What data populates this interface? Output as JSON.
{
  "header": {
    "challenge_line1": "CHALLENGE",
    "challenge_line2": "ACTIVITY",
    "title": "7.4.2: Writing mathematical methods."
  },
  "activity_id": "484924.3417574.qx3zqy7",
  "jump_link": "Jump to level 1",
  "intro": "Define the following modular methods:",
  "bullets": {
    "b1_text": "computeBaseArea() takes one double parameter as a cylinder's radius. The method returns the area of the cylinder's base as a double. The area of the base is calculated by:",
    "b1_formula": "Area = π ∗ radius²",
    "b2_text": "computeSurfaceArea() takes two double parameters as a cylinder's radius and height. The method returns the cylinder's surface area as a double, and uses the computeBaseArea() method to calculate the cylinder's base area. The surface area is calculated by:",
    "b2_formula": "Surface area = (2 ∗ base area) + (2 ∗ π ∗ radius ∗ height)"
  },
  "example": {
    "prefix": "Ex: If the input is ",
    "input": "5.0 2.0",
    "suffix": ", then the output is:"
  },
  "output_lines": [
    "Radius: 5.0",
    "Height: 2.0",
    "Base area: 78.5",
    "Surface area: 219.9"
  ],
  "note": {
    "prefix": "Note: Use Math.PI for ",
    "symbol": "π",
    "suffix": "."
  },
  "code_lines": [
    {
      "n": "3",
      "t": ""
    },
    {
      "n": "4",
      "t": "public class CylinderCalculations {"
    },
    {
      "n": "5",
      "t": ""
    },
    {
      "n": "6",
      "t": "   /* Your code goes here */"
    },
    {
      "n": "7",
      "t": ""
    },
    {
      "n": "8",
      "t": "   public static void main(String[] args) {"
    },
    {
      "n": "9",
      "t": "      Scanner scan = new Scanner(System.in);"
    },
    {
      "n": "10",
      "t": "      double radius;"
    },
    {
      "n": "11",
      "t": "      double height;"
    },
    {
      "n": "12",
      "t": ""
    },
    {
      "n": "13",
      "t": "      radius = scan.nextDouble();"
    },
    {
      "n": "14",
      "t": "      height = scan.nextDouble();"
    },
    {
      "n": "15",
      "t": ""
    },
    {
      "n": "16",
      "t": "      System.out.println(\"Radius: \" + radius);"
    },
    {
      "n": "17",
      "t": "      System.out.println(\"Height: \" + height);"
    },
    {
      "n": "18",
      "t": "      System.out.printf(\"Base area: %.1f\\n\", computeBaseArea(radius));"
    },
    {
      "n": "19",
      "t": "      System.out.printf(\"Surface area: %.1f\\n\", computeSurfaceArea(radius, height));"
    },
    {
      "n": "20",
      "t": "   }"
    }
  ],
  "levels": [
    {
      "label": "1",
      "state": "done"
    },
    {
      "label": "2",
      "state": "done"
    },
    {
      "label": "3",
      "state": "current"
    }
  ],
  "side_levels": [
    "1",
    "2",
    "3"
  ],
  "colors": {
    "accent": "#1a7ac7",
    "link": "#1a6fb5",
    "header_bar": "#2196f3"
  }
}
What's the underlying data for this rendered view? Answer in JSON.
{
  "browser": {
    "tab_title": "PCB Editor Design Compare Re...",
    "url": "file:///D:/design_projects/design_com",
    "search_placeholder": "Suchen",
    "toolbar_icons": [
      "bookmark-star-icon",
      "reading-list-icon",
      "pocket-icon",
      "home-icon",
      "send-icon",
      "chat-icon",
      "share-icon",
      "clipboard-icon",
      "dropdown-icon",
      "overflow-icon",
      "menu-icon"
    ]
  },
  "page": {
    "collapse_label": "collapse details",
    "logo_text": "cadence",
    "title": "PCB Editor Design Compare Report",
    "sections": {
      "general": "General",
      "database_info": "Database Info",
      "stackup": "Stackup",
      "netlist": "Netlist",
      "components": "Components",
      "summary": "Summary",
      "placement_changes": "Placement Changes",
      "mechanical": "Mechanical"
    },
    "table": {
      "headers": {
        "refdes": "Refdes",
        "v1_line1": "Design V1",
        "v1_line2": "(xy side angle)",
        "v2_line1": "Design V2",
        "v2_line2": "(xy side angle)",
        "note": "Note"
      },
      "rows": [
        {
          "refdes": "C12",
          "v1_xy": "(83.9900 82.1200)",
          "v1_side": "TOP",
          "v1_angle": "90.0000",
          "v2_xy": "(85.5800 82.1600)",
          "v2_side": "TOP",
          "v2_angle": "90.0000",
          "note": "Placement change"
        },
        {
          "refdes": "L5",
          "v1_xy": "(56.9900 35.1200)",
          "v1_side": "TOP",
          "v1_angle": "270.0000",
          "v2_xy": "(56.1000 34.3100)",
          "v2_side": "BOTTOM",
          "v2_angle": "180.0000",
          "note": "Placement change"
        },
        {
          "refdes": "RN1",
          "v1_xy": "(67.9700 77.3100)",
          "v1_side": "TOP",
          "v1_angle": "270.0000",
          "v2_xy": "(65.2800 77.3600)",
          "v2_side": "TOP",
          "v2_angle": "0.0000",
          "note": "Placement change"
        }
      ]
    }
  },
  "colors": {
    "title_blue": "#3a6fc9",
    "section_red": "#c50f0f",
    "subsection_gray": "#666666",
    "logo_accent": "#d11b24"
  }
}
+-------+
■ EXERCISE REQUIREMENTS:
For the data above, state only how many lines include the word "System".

■ RESPONSE TO THIS EXERCISE:
5